What you have to do: Every line below that holds the string "headline" should be copied out.

Data under study:
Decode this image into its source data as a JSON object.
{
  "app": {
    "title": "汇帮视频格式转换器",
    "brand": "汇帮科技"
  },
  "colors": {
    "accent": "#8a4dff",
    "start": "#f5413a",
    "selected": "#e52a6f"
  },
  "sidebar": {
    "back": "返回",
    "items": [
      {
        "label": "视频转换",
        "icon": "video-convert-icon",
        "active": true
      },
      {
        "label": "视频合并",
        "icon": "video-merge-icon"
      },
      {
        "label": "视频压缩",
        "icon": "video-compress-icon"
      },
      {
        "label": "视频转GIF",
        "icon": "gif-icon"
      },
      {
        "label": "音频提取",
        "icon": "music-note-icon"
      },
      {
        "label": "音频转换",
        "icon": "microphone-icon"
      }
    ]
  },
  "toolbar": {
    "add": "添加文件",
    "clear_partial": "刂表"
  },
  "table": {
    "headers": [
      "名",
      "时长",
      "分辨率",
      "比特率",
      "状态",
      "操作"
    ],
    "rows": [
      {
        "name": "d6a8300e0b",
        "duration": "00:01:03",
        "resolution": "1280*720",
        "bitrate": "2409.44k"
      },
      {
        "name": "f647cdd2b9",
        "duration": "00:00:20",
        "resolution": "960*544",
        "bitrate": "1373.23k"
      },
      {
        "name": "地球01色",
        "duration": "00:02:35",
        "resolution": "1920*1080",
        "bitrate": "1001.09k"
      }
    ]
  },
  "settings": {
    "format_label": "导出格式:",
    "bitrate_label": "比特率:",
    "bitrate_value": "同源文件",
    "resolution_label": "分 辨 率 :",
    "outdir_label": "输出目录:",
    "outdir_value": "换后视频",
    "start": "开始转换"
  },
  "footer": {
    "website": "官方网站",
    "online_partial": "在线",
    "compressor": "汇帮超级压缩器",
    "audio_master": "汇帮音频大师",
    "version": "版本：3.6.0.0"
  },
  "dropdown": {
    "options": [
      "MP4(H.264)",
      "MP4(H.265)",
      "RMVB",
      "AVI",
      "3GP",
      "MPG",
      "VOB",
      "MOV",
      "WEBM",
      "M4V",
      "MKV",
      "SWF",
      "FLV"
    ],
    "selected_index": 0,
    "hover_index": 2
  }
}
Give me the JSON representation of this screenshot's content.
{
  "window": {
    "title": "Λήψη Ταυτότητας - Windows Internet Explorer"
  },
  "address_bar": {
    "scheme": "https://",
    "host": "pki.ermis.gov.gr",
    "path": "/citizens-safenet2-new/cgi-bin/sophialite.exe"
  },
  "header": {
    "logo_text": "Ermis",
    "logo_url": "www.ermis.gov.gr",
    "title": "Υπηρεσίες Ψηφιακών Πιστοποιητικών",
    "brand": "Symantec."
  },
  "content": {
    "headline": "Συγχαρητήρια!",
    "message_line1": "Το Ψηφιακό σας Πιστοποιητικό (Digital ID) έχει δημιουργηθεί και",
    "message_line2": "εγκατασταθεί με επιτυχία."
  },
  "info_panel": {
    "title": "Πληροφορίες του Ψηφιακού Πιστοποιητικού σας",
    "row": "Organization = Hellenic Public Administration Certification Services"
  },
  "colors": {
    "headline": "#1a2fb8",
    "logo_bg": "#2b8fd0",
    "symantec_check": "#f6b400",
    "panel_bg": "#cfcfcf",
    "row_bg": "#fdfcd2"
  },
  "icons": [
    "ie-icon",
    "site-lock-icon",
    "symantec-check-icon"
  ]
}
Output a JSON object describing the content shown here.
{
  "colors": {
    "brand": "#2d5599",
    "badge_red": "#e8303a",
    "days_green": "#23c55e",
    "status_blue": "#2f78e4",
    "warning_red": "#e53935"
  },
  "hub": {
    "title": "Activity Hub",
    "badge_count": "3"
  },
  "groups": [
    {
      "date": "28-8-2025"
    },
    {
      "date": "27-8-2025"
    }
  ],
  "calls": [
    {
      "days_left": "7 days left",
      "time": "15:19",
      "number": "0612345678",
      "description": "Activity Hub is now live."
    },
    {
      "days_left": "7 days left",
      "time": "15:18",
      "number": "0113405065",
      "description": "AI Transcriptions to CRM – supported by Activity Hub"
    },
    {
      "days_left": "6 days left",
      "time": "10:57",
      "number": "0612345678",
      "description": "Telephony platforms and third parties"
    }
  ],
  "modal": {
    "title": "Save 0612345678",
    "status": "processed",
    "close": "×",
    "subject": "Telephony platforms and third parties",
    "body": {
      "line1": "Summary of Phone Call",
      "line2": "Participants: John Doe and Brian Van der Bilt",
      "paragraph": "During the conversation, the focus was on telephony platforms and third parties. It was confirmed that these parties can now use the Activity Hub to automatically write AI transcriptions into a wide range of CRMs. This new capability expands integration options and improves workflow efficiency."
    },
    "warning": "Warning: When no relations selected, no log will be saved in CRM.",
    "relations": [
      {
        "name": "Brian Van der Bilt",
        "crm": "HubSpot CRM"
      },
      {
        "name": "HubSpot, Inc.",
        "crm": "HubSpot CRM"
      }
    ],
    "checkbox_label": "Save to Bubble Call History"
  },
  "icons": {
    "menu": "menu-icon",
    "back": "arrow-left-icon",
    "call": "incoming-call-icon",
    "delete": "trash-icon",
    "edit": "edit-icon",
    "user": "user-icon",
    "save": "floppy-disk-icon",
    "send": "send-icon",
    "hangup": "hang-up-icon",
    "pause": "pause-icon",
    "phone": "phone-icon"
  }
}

Result of this task:
    "headline": "Συγχαρητήρια!",
    "headline": "#1a2fb8",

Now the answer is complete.